Next, I had to put the ear fins on. Even the smallest ear fins seemed too big. They really don’t fit my ears the way they show in pictures on the website. I have to sort of fold it up to get it to slide into place. While not uncomfortable, they don’t provide quite the level of security I was hoping they would.

I’ve had these earbuds for almost two weeks now, and I’ve worn them for about six runs total. They have not fallen out once, but I did have one run where they felt loose the entire time and I had to keep shoving them back in there. Aside from that, the earbuds have stayed put. I’m still getting used to the controls though. The instructions say to turn the headphones off, hold the middle button down for four seconds. Maybe I’m just a fast counter, but it’s usually more like six or seven seconds for me. I haven’t quite gotten around to figuring out how to skip songs, answer calls, etc. yet. Fortunately, I don’t typically need to answer a call during a run, and I’ve created some pretty good playlists, so I don’t usually need to skip any songs.

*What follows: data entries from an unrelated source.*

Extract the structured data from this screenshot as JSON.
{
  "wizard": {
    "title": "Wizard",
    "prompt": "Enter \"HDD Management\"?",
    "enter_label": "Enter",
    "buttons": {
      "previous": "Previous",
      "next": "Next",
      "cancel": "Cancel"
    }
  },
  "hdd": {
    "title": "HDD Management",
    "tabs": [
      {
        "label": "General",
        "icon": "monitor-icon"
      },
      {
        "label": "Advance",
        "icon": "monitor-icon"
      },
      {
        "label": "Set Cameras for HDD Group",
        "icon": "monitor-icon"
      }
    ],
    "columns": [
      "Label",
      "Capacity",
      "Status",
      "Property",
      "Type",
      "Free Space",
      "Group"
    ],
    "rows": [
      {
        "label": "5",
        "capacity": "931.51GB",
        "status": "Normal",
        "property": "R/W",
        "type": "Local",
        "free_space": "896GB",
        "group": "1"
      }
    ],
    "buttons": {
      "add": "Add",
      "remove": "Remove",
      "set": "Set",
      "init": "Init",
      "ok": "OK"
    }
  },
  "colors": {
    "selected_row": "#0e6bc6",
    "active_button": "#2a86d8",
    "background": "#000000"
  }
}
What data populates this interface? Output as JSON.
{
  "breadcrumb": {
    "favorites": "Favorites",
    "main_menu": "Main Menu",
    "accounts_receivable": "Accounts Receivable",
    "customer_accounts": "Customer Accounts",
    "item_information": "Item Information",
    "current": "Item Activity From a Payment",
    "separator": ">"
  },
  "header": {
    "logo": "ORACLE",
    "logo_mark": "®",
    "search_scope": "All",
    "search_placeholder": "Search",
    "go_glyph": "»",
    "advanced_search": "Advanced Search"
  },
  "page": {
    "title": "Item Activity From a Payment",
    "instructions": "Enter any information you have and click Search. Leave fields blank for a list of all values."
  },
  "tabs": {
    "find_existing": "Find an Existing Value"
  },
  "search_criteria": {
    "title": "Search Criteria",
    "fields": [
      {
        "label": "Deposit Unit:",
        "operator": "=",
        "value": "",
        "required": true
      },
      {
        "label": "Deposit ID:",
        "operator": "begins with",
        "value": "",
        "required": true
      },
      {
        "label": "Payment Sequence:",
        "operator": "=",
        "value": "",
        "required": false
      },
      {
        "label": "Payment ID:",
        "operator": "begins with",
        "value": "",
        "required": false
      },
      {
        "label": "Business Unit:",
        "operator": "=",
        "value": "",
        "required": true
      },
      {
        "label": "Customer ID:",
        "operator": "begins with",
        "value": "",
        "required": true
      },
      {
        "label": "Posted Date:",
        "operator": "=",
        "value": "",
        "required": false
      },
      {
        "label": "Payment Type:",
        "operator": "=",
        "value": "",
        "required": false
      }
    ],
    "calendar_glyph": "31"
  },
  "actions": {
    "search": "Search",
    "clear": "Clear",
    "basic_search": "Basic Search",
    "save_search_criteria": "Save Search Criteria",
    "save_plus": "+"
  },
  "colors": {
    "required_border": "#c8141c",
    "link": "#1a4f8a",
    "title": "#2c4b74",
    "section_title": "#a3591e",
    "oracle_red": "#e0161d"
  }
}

There is definitely a learning curve with these headphones, and they don’t “fit like a glove” the way I’d hoped. But after six runs and only one instance of them feeling loose (not actually falling out), I’d say these have been a good investment so far. The sound is great, there are no wires for me to accidentally pull on and rip the ear buds out of my ears, and so far, they’ve been comfortable. I may give the foam tips a try at some point just to compare fit.

Overall, I’m happy with my purchase, especially since I got them on sale! My only complaint is that the ear fins are still too big for my ears. If you have normal, non-toddler-sized ears, I would definitely recommend them!

Thanks as always for reading!

-AB